**WHAT THE EXERCISE ASKS**
Lines containing the word "title" are the ones to copy from the records below.
BEGIN SOURCE MATERIAL
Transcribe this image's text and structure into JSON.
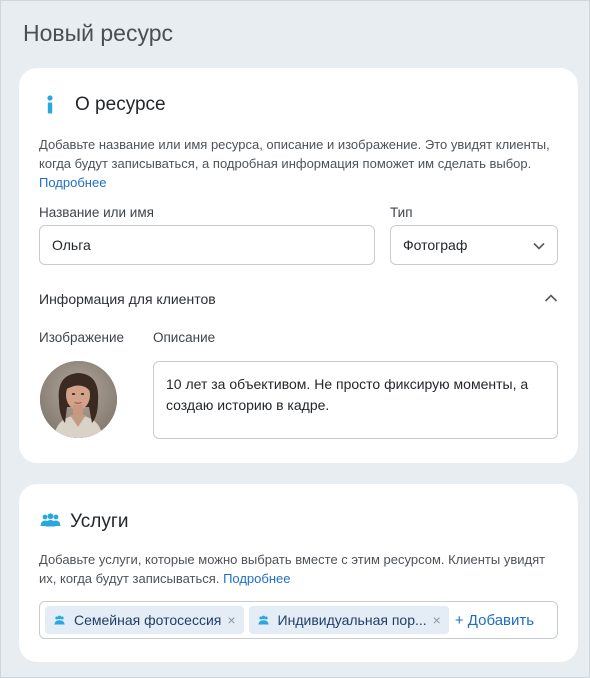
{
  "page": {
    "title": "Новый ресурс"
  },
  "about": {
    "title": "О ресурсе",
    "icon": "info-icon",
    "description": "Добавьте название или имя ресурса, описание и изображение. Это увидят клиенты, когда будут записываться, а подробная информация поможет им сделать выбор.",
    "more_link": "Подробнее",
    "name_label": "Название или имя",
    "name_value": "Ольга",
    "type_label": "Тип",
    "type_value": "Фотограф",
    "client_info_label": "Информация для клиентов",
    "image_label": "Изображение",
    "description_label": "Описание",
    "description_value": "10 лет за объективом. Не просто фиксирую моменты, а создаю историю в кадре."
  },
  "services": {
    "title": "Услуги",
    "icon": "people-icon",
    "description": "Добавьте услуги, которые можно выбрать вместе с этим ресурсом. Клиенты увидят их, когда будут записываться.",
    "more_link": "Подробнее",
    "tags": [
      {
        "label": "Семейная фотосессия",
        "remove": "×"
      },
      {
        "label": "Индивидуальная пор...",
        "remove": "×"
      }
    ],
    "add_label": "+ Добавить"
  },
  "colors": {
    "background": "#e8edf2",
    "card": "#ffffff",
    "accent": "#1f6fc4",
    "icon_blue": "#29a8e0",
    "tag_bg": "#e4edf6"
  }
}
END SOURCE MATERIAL
**SOLUTION TO THE EXERCISE**
    "title": "Новый ресурс"
    "title": "О ресурсе",
    "title": "Услуги",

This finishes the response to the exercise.